EXERCISE DATA →

Start of Block

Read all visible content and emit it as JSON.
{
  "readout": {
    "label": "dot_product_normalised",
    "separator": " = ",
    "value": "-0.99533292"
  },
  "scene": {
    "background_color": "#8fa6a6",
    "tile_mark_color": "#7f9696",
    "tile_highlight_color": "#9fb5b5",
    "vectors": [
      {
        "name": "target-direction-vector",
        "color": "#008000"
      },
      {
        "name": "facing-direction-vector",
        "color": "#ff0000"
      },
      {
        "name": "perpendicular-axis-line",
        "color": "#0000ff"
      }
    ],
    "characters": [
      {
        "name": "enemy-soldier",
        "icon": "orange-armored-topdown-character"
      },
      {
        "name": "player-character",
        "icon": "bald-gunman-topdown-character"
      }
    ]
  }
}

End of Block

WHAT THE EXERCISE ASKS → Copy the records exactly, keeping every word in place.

EXERCISE ANSWER →
Read all visible content and emit it as JSON.
{
  "readout": {
    "label": "dot_product_normalised",
    "separator": " = ",
    "value": "-0.99533292"
  },
  "scene": {
    "background_color": "#8fa6a6",
    "tile_mark_color": "#7f9696",
    "tile_highlight_color": "#9fb5b5",
    "vectors": [
      {
        "name": "target-direction-vector",
        "color": "#008000"
      },
      {
        "name": "facing-direction-vector",
        "color": "#ff0000"
      },
      {
        "name": "perpendicular-axis-line",
        "color": "#0000ff"
      }
    ],
    "characters": [
      {
        "name": "enemy-soldier",
        "icon": "orange-armored-topdown-character"
      },
      {
        "name": "player-character",
        "icon": "bald-gunman-topdown-character"
      }
    ]
  }
}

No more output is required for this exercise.